When investigators searched the area in March of 2015, they uncovered a mountain of evidence, including shreds of leather and fabric under the layer of concrete, and something the reports referred to as “hard fragments”. They also uncovered plastic bags containing an unknown white powder, possibly pulverized lime or mortar mix.

Over the next two years, authorities continued to build their case against Robert Jason Owens. In April of 2017, he pleaded guilty to three counts of second-degree-murder and two counts of dismemberment for the murders of JT, Cristie, and their unborn child. He was sentenced to 59 years in prison without the possibility of parole.

But it still wasn’t over. Jason was serving time for the murders of the Codd family, but the family of Zebb Quinn still needed justice.

On July 10, 2017, a Buncombe County grand jury finally indicted Robert Jason Owens with first-degree murder in the death of Zebb Quinn. If convicted, he will receive a life sentence.

As of 2022, Jason is in prison for one crime while awaiting trial for another. Zebb Quinn’s remains have never been found, and the true circumstances surrounding his disappearance are still a mystery.

Zebb Quinn disappeared on January 2, 2000. He was last seen wearing a white t-shirt, a plaid button-down shirt, khaki pants and a gold chain necklace. He is 5’9” tall and weighs 165 pounds with brown hair and blue-gray eyes. He wears contact lenses and has scars between his fingers on both hands. He would be 40 years old as of this recording.

If you have any information regarding the disappearance of Zebb Quinn, please contact the Asheville Police Department at (828) 252-1110 or call Crime Stoppers at (828) 255-5050.

Case Updates

In July of 2022, Robert Jason Owens appeared before a judge and pleaded guilty to accessory after the fact of first-degree murder.

In court, Jason’s defense team maintained that Jason had not been the one to murder Zebb, but that his abusive uncle had tricked him into luring Zebb into the woods on the promise of meeting up with a young woman named Misty Taylor, whom Zebb had a crush on. According to the defense, Misty’s boyfriend had hired Jason’s uncle Gene Owens to kill Zebb out of jealousy, and that Gene had followed through on the plan, dismembering Zebb’s body before burning it.

Despite this story being extremely similar to what happened to the Codds, the district attorney’s office accepted that prosecuting Jason for first-degree murder would be an uphill climb. Assistant District Attorney Jeremey Ingle told the court, “Based on the evidence available, the lack of evidence of motive, cause of death, [spoiling] of evidence based on a decades-long pause in critical leads in the case, a conviction of first-degree murder at trial — though never a certainty — would present a steep challenge considering all these factors.”

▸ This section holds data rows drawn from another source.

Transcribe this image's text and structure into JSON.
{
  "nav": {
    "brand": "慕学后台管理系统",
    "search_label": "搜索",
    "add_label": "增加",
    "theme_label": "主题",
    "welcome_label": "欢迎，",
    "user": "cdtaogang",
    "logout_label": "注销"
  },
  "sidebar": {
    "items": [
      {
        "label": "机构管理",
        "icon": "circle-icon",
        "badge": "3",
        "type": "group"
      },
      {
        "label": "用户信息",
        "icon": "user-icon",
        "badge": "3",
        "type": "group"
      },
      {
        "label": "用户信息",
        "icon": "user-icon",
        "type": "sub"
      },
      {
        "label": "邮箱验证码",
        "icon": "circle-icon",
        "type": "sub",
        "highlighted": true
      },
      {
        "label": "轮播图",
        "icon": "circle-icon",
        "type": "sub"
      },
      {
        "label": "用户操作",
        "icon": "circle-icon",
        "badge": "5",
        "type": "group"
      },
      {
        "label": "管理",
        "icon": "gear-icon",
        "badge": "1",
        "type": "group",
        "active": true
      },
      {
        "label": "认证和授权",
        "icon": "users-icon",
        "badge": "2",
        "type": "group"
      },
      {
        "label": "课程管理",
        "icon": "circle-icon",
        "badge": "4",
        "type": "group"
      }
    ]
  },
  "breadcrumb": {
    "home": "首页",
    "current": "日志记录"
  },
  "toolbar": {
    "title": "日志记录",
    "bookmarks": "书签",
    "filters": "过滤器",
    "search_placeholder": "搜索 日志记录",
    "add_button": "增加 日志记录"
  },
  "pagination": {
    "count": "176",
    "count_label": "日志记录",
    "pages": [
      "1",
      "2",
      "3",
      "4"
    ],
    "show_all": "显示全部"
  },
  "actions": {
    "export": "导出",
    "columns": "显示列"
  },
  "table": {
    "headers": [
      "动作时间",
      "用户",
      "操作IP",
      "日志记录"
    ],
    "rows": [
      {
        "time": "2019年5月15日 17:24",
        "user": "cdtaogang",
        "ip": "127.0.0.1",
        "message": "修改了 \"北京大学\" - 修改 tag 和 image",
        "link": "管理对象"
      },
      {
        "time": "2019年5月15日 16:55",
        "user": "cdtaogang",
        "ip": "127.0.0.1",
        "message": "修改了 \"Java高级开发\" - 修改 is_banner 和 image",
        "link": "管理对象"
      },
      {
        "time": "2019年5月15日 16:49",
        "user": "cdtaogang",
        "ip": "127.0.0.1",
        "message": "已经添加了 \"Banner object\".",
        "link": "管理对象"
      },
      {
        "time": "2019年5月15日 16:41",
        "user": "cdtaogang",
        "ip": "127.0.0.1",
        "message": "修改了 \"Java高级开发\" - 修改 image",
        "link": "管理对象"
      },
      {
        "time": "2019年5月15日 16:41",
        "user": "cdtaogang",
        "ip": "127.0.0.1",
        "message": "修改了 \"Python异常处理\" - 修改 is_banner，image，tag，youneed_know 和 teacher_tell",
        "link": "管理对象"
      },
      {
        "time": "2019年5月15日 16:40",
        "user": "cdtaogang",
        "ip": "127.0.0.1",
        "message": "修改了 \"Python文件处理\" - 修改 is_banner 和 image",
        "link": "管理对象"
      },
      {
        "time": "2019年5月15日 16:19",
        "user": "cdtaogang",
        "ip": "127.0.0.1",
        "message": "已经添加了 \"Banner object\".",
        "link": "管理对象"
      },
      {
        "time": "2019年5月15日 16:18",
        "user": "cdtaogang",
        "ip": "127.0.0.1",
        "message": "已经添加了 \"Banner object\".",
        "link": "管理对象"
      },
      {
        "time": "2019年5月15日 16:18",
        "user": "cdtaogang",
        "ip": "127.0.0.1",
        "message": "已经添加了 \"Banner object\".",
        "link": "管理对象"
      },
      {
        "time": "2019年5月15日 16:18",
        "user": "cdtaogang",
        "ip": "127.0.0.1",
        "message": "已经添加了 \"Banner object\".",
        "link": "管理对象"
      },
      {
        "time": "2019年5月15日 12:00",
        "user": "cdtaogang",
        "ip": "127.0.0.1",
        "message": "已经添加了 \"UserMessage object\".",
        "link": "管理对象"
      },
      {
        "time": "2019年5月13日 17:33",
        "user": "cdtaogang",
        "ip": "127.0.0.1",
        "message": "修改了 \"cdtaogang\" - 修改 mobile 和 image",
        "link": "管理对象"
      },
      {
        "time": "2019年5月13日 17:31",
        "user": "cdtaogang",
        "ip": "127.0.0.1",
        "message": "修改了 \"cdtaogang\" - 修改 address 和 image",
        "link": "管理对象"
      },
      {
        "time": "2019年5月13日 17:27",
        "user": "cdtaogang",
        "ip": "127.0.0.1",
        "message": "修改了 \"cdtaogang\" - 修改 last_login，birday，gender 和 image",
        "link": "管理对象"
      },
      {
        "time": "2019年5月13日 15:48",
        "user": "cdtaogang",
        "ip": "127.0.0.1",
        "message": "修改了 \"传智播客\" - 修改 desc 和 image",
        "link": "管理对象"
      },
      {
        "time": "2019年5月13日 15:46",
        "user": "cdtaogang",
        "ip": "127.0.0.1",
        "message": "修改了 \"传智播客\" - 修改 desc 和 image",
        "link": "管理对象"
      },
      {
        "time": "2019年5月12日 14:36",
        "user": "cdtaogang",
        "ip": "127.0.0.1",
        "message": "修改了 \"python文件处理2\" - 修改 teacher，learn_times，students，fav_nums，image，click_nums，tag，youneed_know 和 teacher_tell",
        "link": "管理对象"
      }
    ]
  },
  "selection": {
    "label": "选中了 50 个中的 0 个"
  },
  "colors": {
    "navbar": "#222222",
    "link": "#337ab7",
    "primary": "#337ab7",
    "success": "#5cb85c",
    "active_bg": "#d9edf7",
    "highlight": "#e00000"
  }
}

Robert Jason Owens was sentenced to 13-16 years in prison, which he will serve at the same time as the life sentence he was given for the murders of JT and Cristie Codd. His uncle, Gene Owens, died in 2016.